We encourage residents interested in a career as a physician scientist to consider the ABIM Research Pathway. We follow the ABIM guidelines, which can be found at http://www.abim.org/cert/respath_pp.shtm. The typical approach is two years of clinical training followed by two years of research; the residency supports the first year of research (the PGY3 year) and the fellowship or investigator supports the second year of research (the PGY4 year). This arrangement is very attractive for our faculty, who have a junior research colleague for a year paid by the residency. We have a number of NIH training grants to support the PGY4 year, or they can be supported from fellowship funding.
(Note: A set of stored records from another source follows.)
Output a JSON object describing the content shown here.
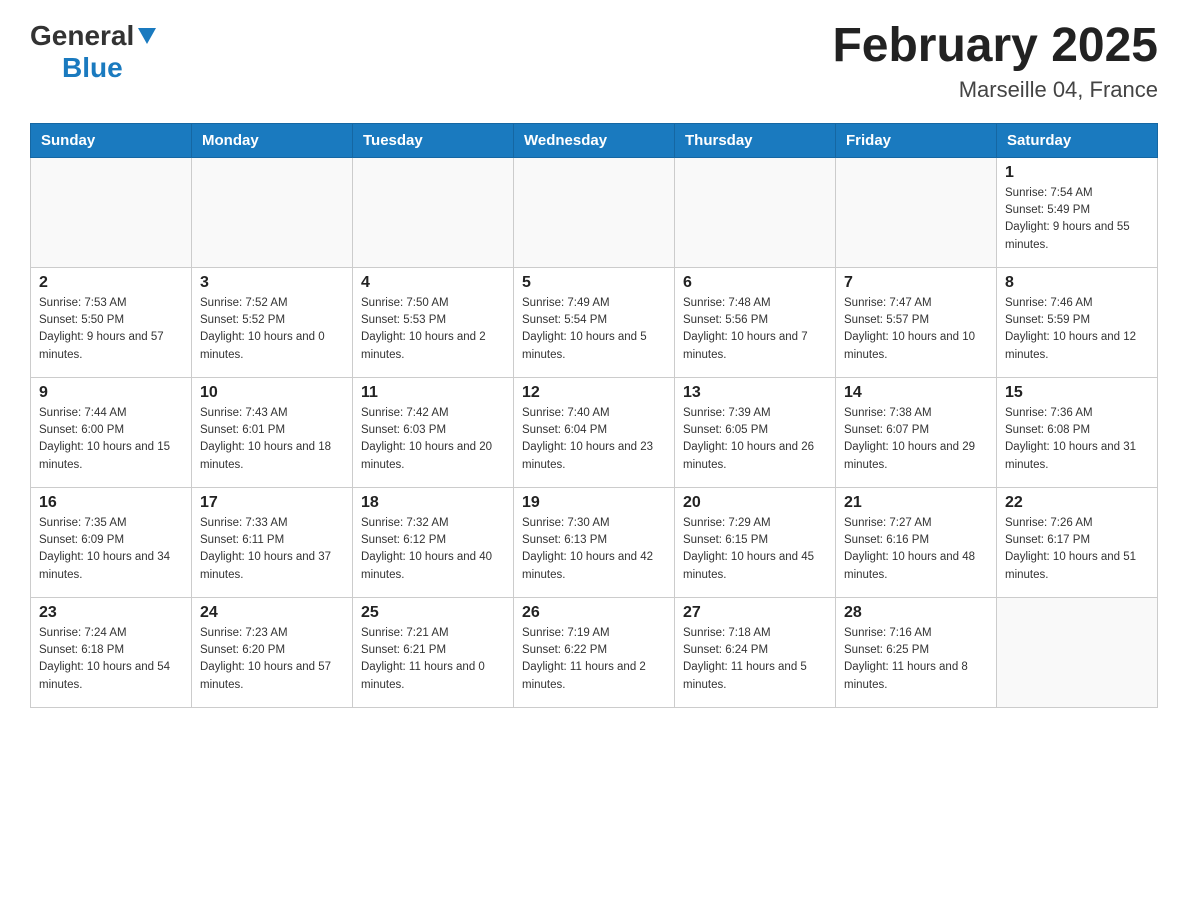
{
  "header": {
    "logo_general": "General",
    "logo_blue": "Blue",
    "month_year": "February 2025",
    "location": "Marseille 04, France"
  },
  "days_of_week": [
    "Sunday",
    "Monday",
    "Tuesday",
    "Wednesday",
    "Thursday",
    "Friday",
    "Saturday"
  ],
  "weeks": [
    [
      {
        "day": "",
        "info": ""
      },
      {
        "day": "",
        "info": ""
      },
      {
        "day": "",
        "info": ""
      },
      {
        "day": "",
        "info": ""
      },
      {
        "day": "",
        "info": ""
      },
      {
        "day": "",
        "info": ""
      },
      {
        "day": "1",
        "info": "Sunrise: 7:54 AM\nSunset: 5:49 PM\nDaylight: 9 hours and 55 minutes."
      }
    ],
    [
      {
        "day": "2",
        "info": "Sunrise: 7:53 AM\nSunset: 5:50 PM\nDaylight: 9 hours and 57 minutes."
      },
      {
        "day": "3",
        "info": "Sunrise: 7:52 AM\nSunset: 5:52 PM\nDaylight: 10 hours and 0 minutes."
      },
      {
        "day": "4",
        "info": "Sunrise: 7:50 AM\nSunset: 5:53 PM\nDaylight: 10 hours and 2 minutes."
      },
      {
        "day": "5",
        "info": "Sunrise: 7:49 AM\nSunset: 5:54 PM\nDaylight: 10 hours and 5 minutes."
      },
      {
        "day": "6",
        "info": "Sunrise: 7:48 AM\nSunset: 5:56 PM\nDaylight: 10 hours and 7 minutes."
      },
      {
        "day": "7",
        "info": "Sunrise: 7:47 AM\nSunset: 5:57 PM\nDaylight: 10 hours and 10 minutes."
      },
      {
        "day": "8",
        "info": "Sunrise: 7:46 AM\nSunset: 5:59 PM\nDaylight: 10 hours and 12 minutes."
      }
    ],
    [
      {
        "day": "9",
        "info": "Sunrise: 7:44 AM\nSunset: 6:00 PM\nDaylight: 10 hours and 15 minutes."
      },
      {
        "day": "10",
        "info": "Sunrise: 7:43 AM\nSunset: 6:01 PM\nDaylight: 10 hours and 18 minutes."
      },
      {
        "day": "11",
        "info": "Sunrise: 7:42 AM\nSunset: 6:03 PM\nDaylight: 10 hours and 20 minutes."
      },
      {
        "day": "12",
        "info": "Sunrise: 7:40 AM\nSunset: 6:04 PM\nDaylight: 10 hours and 23 minutes."
      },
      {
        "day": "13",
        "info": "Sunrise: 7:39 AM\nSunset: 6:05 PM\nDaylight: 10 hours and 26 minutes."
      },
      {
        "day": "14",
        "info": "Sunrise: 7:38 AM\nSunset: 6:07 PM\nDaylight: 10 hours and 29 minutes."
      },
      {
        "day": "15",
        "info": "Sunrise: 7:36 AM\nSunset: 6:08 PM\nDaylight: 10 hours and 31 minutes."
      }
    ],
    [
      {
        "day": "16",
        "info": "Sunrise: 7:35 AM\nSunset: 6:09 PM\nDaylight: 10 hours and 34 minutes."
      },
      {
        "day": "17",
        "info": "Sunrise: 7:33 AM\nSunset: 6:11 PM\nDaylight: 10 hours and 37 minutes."
      },
      {
        "day": "18",
        "info": "Sunrise: 7:32 AM\nSunset: 6:12 PM\nDaylight: 10 hours and 40 minutes."
      },
      {
        "day": "19",
        "info": "Sunrise: 7:30 AM\nSunset: 6:13 PM\nDaylight: 10 hours and 42 minutes."
      },
      {
        "day": "20",
        "info": "Sunrise: 7:29 AM\nSunset: 6:15 PM\nDaylight: 10 hours and 45 minutes."
      },
      {
        "day": "21",
        "info": "Sunrise: 7:27 AM\nSunset: 6:16 PM\nDaylight: 10 hours and 48 minutes."
      },
      {
        "day": "22",
        "info": "Sunrise: 7:26 AM\nSunset: 6:17 PM\nDaylight: 10 hours and 51 minutes."
      }
    ],
    [
      {
        "day": "23",
        "info": "Sunrise: 7:24 AM\nSunset: 6:18 PM\nDaylight: 10 hours and 54 minutes."
      },
      {
        "day": "24",
        "info": "Sunrise: 7:23 AM\nSunset: 6:20 PM\nDaylight: 10 hours and 57 minutes."
      },
      {
        "day": "25",
        "info": "Sunrise: 7:21 AM\nSunset: 6:21 PM\nDaylight: 11 hours and 0 minutes."
      },
      {
        "day": "26",
        "info": "Sunrise: 7:19 AM\nSunset: 6:22 PM\nDaylight: 11 hours and 2 minutes."
      },
      {
        "day": "27",
        "info": "Sunrise: 7:18 AM\nSunset: 6:24 PM\nDaylight: 11 hours and 5 minutes."
      },
      {
        "day": "28",
        "info": "Sunrise: 7:16 AM\nSunset: 6:25 PM\nDaylight: 11 hours and 8 minutes."
      },
      {
        "day": "",
        "info": ""
      }
    ]
  ]
}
Our overall approach is one that emphasizes flexibility. Some residents have a clear idea about who they want to work with and what fellowship they want to do, and we set all of this up at the outset. For residents who are not sure of their career path, we provide mentoring through our Chair, Dr. Walsh, who is a distinguished physician scientist very committed to young investigators, and our Division Chiefs. We also have monthly meetings of resident and student physician scientists- the focus on these meetings is career development, with faculty members giving talks on their research careers and academic life (these meetings are knows as the Agre Society, named for Peter Agre who was a resident here in the 80′s who won the Nobel Prize in 2004). We also emphasize flexibility in the two vs. three years of residency- some students are unsure about cutting their clinical training short, and want to wait until the end of the intern year or the beginning of the PGY2 year to make the commitment. Our Department ranks in the top 10% nationally in terms of NIH funding, and we have many faculty who welcome resident research colleagues.